Mike and Leanne Schmidt’s partnership isn’t limited to business. The young professionals married in 2011 while Mike was working for Microsoft in Leanne’s hometown of Seattle, Wash.
Mike was employed in software development, and he and his new bride moved to Austin, Texas, and started a business with Mike’s former boss before making their way to Colorado Springs. Mike had once called the Springs home thanks to his father, who was stationed here while serving in the U.S. Air Force.
It was here the two eventually launched Springs Technology, a managed services provider, and welcomed their daughter, Cora. Today, Leanne provides all the administrative services, networking and client relations, while Mike primarily works in the field, keeping networks running.
Leanne spoke with the Business Journal this week about her family, her business and how Colorado Springs — and pot roast — have grown on her.
I’m from Washington. I met my husband there and we were married in 2011. We promptly agreed we didn’t want to establish ourselves in Seattle because of the weather, the traffic and the cost of living.
His boss from his time at Microsoft was working in Austin, and there was an opportunity to do software development as a full-time job, live near his former boss and see if we could spin up a managed IT services company. … We moved to Austin … and became partners in 2012. There we found a large biopharmaceutical company out of San Francisco looking for a gun for hire. That gave us all the full-time work we needed to be able to leave Austin whenever we wanted. In the summer of 2014 we came here — because there are no mountains in Austin.
How has your business grown?
We saw the writing on the wall with the biopharmaceutical company. They were taking what we were doing and outsourcing it. We worked on finding more business here, but it was a slow process. By the end of 2015, our partner had his own ideas for growth, and it was time to separate. There were no delusions. We’d been here a year networking, trying to find business. Nobody was clamoring to sign up for IT services, but we really wanted to continue on our own. In 2016, it was all about us doing this — just the two of us. By the end of 2016 we were profitable and, here we are in 2017, trying to see if we can grow.
Do you have a business background?
Sort of. I don’t have a business degree or a college degree. My primary training was piano performance and piano education. All through high school I taught piano, played piano — that was my passion.
In 2005, I took over a full-time studio with 50 students in a tiny town in eastern Washington. I did that for a couple years and was successful and growing it. But I realized after a year that this was the top of the corporate ladder. So in 2007 I closed shop and found a job doing office management and finance back in Seattle. I also took a retail job at Starbucks and discovered I could be really good at sales, but there was no payout benefit. … I then took a job in commission-only sales selling business training.
Do you think of yourself as an entrepreneur?
I have an entrepreneurial bug, and I blame my grandparents and my aunt.
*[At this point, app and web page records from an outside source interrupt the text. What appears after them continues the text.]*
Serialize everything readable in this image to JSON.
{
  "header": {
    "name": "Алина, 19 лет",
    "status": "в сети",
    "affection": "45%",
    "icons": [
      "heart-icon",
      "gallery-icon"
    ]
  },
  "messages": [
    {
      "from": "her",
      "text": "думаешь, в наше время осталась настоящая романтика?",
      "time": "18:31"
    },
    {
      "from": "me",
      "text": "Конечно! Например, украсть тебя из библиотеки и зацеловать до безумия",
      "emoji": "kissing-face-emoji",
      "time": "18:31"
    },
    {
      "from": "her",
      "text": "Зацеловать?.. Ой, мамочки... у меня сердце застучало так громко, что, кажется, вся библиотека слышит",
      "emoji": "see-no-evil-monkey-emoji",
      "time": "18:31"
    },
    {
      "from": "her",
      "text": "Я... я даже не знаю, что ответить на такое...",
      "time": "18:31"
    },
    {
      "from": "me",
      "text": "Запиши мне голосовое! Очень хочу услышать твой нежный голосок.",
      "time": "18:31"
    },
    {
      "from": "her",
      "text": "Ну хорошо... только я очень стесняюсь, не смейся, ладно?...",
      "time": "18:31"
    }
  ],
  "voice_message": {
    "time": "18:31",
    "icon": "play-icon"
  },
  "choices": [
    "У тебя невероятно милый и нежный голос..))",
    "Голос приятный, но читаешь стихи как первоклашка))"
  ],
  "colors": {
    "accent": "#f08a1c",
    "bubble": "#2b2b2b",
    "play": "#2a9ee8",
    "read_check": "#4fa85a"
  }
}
My grandfather got out of his service after World War II. He took over a cabinet shop that’s now being passed on to his grandson. … My aunt started at a business in Seattle, a direct mail house, where she was just a receptionist. She moved up to own the company.
How do you find clients?
Everyone wants to know how people find clients so they can duplicate the process, but our process has been really random. A year ago we presented at 1 Million Cups and there happened to be someone in the audience who had an app idea she wanted developed. I’m also part of the [Business Network International]. As networking groups go, one good thing is it fosters really deep relationships. The key is people getting to know and trust you. But for you to try a new IT provider, and let me into your system and passwords and your computers — people stay with bad IT providers for a long time. It’s like a bad dating relationship; at least it’s familiar. Change is so painful. n CSBJ